* _Task statement_
The answer must be the complete listing, reproduced exactly.
[Source material — start]
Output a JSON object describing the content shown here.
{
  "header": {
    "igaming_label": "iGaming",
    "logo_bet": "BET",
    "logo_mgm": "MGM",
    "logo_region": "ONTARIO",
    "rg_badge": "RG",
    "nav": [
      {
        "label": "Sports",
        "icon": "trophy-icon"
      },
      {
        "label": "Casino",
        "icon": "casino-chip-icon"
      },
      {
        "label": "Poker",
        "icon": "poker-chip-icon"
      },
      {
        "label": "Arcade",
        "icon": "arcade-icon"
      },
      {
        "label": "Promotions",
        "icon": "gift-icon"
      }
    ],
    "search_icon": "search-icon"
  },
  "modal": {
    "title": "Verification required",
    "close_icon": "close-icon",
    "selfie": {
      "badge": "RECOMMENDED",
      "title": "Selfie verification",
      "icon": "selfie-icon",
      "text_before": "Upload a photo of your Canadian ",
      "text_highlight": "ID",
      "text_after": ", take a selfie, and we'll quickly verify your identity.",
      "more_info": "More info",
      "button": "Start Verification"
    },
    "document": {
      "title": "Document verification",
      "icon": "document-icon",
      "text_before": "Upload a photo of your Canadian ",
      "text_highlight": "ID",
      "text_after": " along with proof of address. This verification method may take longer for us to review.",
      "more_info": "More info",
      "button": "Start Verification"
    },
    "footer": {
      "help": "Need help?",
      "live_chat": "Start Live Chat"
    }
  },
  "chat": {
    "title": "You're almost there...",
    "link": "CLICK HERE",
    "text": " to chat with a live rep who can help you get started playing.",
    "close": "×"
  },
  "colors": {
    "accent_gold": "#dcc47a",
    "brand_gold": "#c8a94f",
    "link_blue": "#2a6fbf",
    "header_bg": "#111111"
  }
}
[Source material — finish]
* _Written response_
Output a JSON object describing the content shown here.
{
  "header": {
    "igaming_label": "iGaming",
    "logo_bet": "BET",
    "logo_mgm": "MGM",
    "logo_region": "ONTARIO",
    "rg_badge": "RG",
    "nav": [
      {
        "label": "Sports",
        "icon": "trophy-icon"
      },
      {
        "label": "Casino",
        "icon": "casino-chip-icon"
      },
      {
        "label": "Poker",
        "icon": "poker-chip-icon"
      },
      {
        "label": "Arcade",
        "icon": "arcade-icon"
      },
      {
        "label": "Promotions",
        "icon": "gift-icon"
      }
    ],
    "search_icon": "search-icon"
  },
  "modal": {
    "title": "Verification required",
    "close_icon": "close-icon",
    "selfie": {
      "badge": "RECOMMENDED",
      "title": "Selfie verification",
      "icon": "selfie-icon",
      "text_before": "Upload a photo of your Canadian ",
      "text_highlight": "ID",
      "text_after": ", take a selfie, and we'll quickly verify your identity.",
      "more_info": "More info",
      "button": "Start Verification"
    },
    "document": {
      "title": "Document verification",
      "icon": "document-icon",
      "text_before": "Upload a photo of your Canadian ",
      "text_highlight": "ID",
      "text_after": " along with proof of address. This verification method may take longer for us to review.",
      "more_info": "More info",
      "button": "Start Verification"
    },
    "footer": {
      "help": "Need help?",
      "live_chat": "Start Live Chat"
    }
  },
  "chat": {
    "title": "You're almost there...",
    "link": "CLICK HERE",
    "text": " to chat with a live rep who can help you get started playing.",
    "close": "×"
  },
  "colors": {
    "accent_gold": "#dcc47a",
    "brand_gold": "#c8a94f",
    "link_blue": "#2a6fbf",
    "header_bg": "#111111"
  }
}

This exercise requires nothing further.